Work to be completed
Every line in the data below that holds "title" should be found and copied.

-- Opening Marker --

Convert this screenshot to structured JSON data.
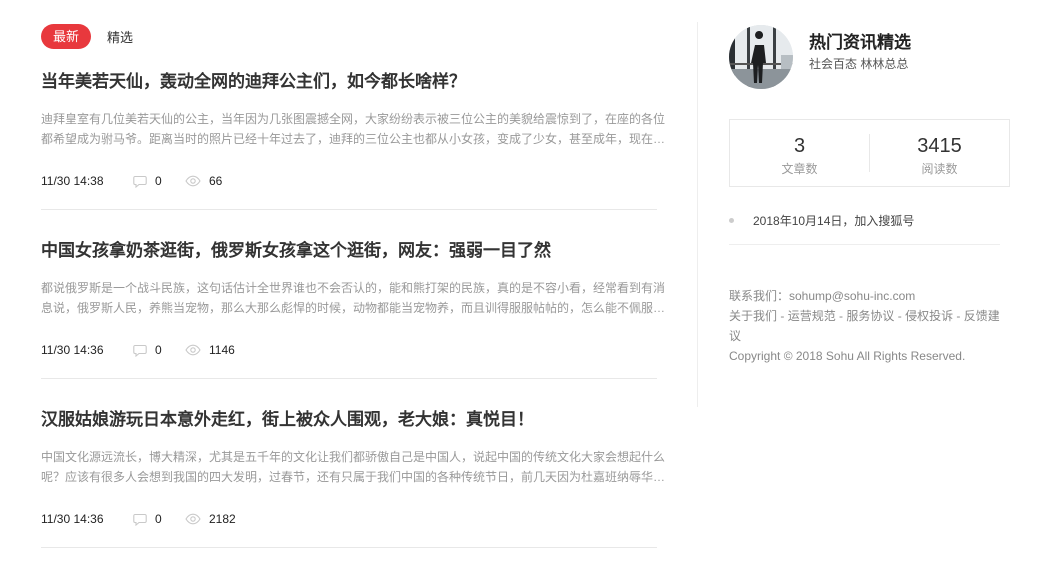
{
  "tabs": {
    "latest": "最新",
    "featured": "精选"
  },
  "articles": [
    {
      "title": "当年美若天仙，轰动全网的迪拜公主们，如今都长啥样？",
      "summary": "迪拜皇室有几位美若天仙的公主，当年因为几张图震撼全网，大家纷纷表示被三位公主的美貌给震惊到了，在座的各位都希望成为驸马爷。距离当时的照片已经十年过去了，迪拜的三位公主也都从小女孩，变成了少女，甚至成年，现在…",
      "time": "11/30 14:38",
      "comments": "0",
      "reads": "66"
    },
    {
      "title": "中国女孩拿奶茶逛街，俄罗斯女孩拿这个逛街，网友：强弱一目了然",
      "summary": "都说俄罗斯是一个战斗民族，这句话估计全世界谁也不会否认的，能和熊打架的民族，真的是不容小看，经常看到有消息说，俄罗斯人民，养熊当宠物，那么大那么彪悍的时候，动物都能当宠物养，而且训得服服帖帖的，怎么能不佩服…",
      "time": "11/30 14:36",
      "comments": "0",
      "reads": "1146"
    },
    {
      "title": "汉服姑娘游玩日本意外走红，街上被众人围观，老大娘：真悦目！",
      "summary": "中国文化源远流长，博大精深，尤其是五千年的文化让我们都骄傲自己是中国人，说起中国的传统文化大家会想起什么呢？应该有很多人会想到我国的四大发明，过春节，还有只属于我们中国的各种传统节日，前几天因为杜嘉班纳辱华…",
      "time": "11/30 14:36",
      "comments": "0",
      "reads": "2182"
    }
  ],
  "profile": {
    "name": "热门资讯精选",
    "desc": "社会百态 林林总总"
  },
  "stats": {
    "articles_num": "3",
    "articles_label": "文章数",
    "reads_num": "3415",
    "reads_label": "阅读数"
  },
  "joined": "2018年10月14日，加入搜狐号",
  "footer": {
    "contact": "联系我们：sohump@sohu-inc.com",
    "about": "关于我们",
    "rules": "运营规范",
    "agreement": "服务协议",
    "complaint": "侵权投诉",
    "feedback": "反馈建议",
    "sep": " - ",
    "copyright": "Copyright © 2018 Sohu All Rights Reserved."
  },
  "icons": {
    "comment": "comment-bubble-icon",
    "reads": "eye-icon"
  },
  "colors": {
    "accent": "#e8383d"
  }
}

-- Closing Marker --

Result below
      "title": "当年美若天仙，轰动全网的迪拜公主们，如今都长啥样？",
      "title": "中国女孩拿奶茶逛街，俄罗斯女孩拿这个逛街，网友：强弱一目了然",
      "title": "汉服姑娘游玩日本意外走红，街上被众人围观，老大娘：真悦目！",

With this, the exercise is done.